Your output should be every line below, copied exactly.

-=-=-=-=-

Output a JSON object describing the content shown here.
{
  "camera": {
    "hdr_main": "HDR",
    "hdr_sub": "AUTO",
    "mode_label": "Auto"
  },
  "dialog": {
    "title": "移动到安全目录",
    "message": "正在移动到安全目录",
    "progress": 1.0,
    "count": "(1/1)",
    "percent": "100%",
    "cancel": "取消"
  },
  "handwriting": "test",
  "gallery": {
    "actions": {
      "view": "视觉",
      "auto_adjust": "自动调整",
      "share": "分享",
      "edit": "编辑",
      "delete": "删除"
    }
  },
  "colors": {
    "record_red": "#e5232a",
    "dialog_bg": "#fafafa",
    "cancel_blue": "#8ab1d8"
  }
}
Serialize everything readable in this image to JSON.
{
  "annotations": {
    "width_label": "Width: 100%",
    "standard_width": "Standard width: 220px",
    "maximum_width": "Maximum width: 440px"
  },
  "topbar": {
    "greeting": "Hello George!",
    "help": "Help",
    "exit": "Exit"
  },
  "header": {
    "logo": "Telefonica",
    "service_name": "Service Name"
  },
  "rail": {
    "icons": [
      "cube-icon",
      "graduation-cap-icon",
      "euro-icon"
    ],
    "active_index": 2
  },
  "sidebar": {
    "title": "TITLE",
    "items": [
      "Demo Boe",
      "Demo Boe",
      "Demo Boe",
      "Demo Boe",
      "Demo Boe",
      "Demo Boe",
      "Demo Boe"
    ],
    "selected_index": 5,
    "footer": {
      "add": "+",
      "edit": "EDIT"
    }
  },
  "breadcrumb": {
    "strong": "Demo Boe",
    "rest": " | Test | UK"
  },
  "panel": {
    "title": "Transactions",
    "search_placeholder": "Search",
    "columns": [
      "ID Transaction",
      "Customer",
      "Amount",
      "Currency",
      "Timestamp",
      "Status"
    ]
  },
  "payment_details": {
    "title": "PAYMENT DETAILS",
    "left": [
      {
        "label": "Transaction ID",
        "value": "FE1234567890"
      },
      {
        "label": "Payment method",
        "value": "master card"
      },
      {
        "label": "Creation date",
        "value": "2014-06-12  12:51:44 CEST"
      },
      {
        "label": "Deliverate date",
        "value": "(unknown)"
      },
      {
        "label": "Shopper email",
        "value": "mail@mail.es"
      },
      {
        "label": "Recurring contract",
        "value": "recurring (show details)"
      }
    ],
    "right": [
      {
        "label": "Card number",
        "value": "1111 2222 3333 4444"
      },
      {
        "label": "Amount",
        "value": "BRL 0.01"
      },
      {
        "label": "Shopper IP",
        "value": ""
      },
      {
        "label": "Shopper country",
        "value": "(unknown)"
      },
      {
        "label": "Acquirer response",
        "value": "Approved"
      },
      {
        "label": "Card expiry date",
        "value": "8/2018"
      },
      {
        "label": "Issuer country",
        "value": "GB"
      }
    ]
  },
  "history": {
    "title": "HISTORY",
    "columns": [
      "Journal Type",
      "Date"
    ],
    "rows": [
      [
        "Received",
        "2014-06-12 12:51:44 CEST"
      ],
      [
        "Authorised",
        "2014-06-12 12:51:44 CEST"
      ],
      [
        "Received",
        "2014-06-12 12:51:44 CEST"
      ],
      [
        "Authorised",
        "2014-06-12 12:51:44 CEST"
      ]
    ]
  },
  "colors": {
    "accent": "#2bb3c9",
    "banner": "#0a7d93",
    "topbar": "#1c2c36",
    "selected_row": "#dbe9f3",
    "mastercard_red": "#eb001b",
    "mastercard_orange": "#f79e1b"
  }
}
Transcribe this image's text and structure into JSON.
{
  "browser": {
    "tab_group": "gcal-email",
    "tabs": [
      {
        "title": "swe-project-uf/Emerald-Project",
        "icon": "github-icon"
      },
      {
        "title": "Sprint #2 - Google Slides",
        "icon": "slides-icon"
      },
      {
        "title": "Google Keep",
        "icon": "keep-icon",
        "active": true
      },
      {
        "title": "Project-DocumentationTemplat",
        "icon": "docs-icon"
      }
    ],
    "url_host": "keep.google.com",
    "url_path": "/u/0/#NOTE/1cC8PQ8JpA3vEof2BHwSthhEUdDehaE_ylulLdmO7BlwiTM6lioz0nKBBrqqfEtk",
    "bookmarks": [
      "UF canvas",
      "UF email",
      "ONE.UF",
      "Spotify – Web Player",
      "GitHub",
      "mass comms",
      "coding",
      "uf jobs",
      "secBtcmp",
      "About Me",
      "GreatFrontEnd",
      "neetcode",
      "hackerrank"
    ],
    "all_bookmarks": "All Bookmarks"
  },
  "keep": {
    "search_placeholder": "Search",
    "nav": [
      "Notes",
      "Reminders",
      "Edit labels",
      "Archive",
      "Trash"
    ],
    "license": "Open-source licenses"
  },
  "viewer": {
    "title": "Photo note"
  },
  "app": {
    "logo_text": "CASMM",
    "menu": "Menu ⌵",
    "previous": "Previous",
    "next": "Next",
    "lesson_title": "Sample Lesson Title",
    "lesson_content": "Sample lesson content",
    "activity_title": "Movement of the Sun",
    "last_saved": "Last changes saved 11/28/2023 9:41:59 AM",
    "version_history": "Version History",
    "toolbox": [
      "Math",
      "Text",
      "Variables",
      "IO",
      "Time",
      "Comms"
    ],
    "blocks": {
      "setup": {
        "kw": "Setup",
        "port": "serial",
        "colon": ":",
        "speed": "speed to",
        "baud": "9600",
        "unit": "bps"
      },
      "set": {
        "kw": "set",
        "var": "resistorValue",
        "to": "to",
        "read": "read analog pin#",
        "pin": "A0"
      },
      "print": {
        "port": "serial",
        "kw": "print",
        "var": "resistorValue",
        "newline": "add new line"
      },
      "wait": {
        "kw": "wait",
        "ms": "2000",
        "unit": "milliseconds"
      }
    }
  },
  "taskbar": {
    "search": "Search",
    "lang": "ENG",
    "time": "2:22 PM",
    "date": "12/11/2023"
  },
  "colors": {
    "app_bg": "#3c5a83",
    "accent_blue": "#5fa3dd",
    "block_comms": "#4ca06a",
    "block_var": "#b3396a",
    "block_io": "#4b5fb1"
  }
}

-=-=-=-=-

Your solution:
Output a JSON object describing the content shown here.
{
  "camera": {
    "hdr_main": "HDR",
    "hdr_sub": "AUTO",
    "mode_label": "Auto"
  },
  "dialog": {
    "title": "移动到安全目录",
    "message": "正在移动到安全目录",
    "progress": 1.0,
    "count": "(1/1)",
    "percent": "100%",
    "cancel": "取消"
  },
  "handwriting": "test",
  "gallery": {
    "actions": {
      "view": "视觉",
      "auto_adjust": "自动调整",
      "share": "分享",
      "edit": "编辑",
      "delete": "删除"
    }
  },
  "colors": {
    "record_red": "#e5232a",
    "dialog_bg": "#fafafa",
    "cancel_blue": "#8ab1d8"
  }
}
Serialize everything readable in this image to JSON.
{
  "annotations": {
    "width_label": "Width: 100%",
    "standard_width": "Standard width: 220px",
    "maximum_width": "Maximum width: 440px"
  },
  "topbar": {
    "greeting": "Hello George!",
    "help": "Help",
    "exit": "Exit"
  },
  "header": {
    "logo": "Telefonica",
    "service_name": "Service Name"
  },
  "rail": {
    "icons": [
      "cube-icon",
      "graduation-cap-icon",
      "euro-icon"
    ],
    "active_index": 2
  },
  "sidebar": {
    "title": "TITLE",
    "items": [
      "Demo Boe",
      "Demo Boe",
      "Demo Boe",
      "Demo Boe",
      "Demo Boe",
      "Demo Boe",
      "Demo Boe"
    ],
    "selected_index": 5,
    "footer": {
      "add": "+",
      "edit": "EDIT"
    }
  },
  "breadcrumb": {
    "strong": "Demo Boe",
    "rest": " | Test | UK"
  },
  "panel": {
    "title": "Transactions",
    "search_placeholder": "Search",
    "columns": [
      "ID Transaction",
      "Customer",
      "Amount",
      "Currency",
      "Timestamp",
      "Status"
    ]
  },
  "payment_details": {
    "title": "PAYMENT DETAILS",
    "left": [
      {
        "label": "Transaction ID",
        "value": "FE1234567890"
      },
      {
        "label": "Payment method",
        "value": "master card"
      },
      {
        "label": "Creation date",
        "value": "2014-06-12  12:51:44 CEST"
      },
      {
        "label": "Deliverate date",
        "value": "(unknown)"
      },
      {
        "label": "Shopper email",
        "value": "mail@mail.es"
      },
      {
        "label": "Recurring contract",
        "value": "recurring (show details)"
      }
    ],
    "right": [
      {
        "label": "Card number",
        "value": "1111 2222 3333 4444"
      },
      {
        "label": "Amount",
        "value": "BRL 0.01"
      },
      {
        "label": "Shopper IP",
        "value": ""
      },
      {
        "label": "Shopper country",
        "value": "(unknown)"
      },
      {
        "label": "Acquirer response",
        "value": "Approved"
      },
      {
        "label": "Card expiry date",
        "value": "8/2018"
      },
      {
        "label": "Issuer country",
        "value": "GB"
      }
    ]
  },
  "history": {
    "title": "HISTORY",
    "columns": [
      "Journal Type",
      "Date"
    ],
    "rows": [
      [
        "Received",
        "2014-06-12 12:51:44 CEST"
      ],
      [
        "Authorised",
        "2014-06-12 12:51:44 CEST"
      ],
      [
        "Received",
        "2014-06-12 12:51:44 CEST"
      ],
      [
        "Authorised",
        "2014-06-12 12:51:44 CEST"
      ]
    ]
  },
  "colors": {
    "accent": "#2bb3c9",
    "banner": "#0a7d93",
    "topbar": "#1c2c36",
    "selected_row": "#dbe9f3",
    "mastercard_red": "#eb001b",
    "mastercard_orange": "#f79e1b"
  }
}
Transcribe this image's text and structure into JSON.
{
  "browser": {
    "tab_group": "gcal-email",
    "tabs": [
      {
        "title": "swe-project-uf/Emerald-Project",
        "icon": "github-icon"
      },
      {
        "title": "Sprint #2 - Google Slides",
        "icon": "slides-icon"
      },
      {
        "title": "Google Keep",
        "icon": "keep-icon",
        "active": true
      },
      {
        "title": "Project-DocumentationTemplat",
        "icon": "docs-icon"
      }
    ],
    "url_host": "keep.google.com",
    "url_path": "/u/0/#NOTE/1cC8PQ8JpA3vEof2BHwSthhEUdDehaE_ylulLdmO7BlwiTM6lioz0nKBBrqqfEtk",
    "bookmarks": [
      "UF canvas",
      "UF email",
      "ONE.UF",
      "Spotify – Web Player",
      "GitHub",
      "mass comms",
      "coding",
      "uf jobs",
      "secBtcmp",
      "About Me",
      "GreatFrontEnd",
      "neetcode",
      "hackerrank"
    ],
    "all_bookmarks": "All Bookmarks"
  },
  "keep": {
    "search_placeholder": "Search",
    "nav": [
      "Notes",
      "Reminders",
      "Edit labels",
      "Archive",
      "Trash"
    ],
    "license": "Open-source licenses"
  },
  "viewer": {
    "title": "Photo note"
  },
  "app": {
    "logo_text": "CASMM",
    "menu": "Menu ⌵",
    "previous": "Previous",
    "next": "Next",
    "lesson_title": "Sample Lesson Title",
    "lesson_content": "Sample lesson content",
    "activity_title": "Movement of the Sun",
    "last_saved": "Last changes saved 11/28/2023 9:41:59 AM",
    "version_history": "Version History",
    "toolbox": [
      "Math",
      "Text",
      "Variables",
      "IO",
      "Time",
      "Comms"
    ],
    "blocks": {
      "setup": {
        "kw": "Setup",
        "port": "serial",
        "colon": ":",
        "speed": "speed to",
        "baud": "9600",
        "unit": "bps"
      },
      "set": {
        "kw": "set",
        "var": "resistorValue",
        "to": "to",
        "read": "read analog pin#",
        "pin": "A0"
      },
      "print": {
        "port": "serial",
        "kw": "print",
        "var": "resistorValue",
        "newline": "add new line"
      },
      "wait": {
        "kw": "wait",
        "ms": "2000",
        "unit": "milliseconds"
      }
    }
  },
  "taskbar": {
    "search": "Search",
    "lang": "ENG",
    "time": "2:22 PM",
    "date": "12/11/2023"
  },
  "colors": {
    "app_bg": "#3c5a83",
    "accent_blue": "#5fa3dd",
    "block_comms": "#4ca06a",
    "block_var": "#b3396a",
    "block_io": "#4b5fb1"
  }
}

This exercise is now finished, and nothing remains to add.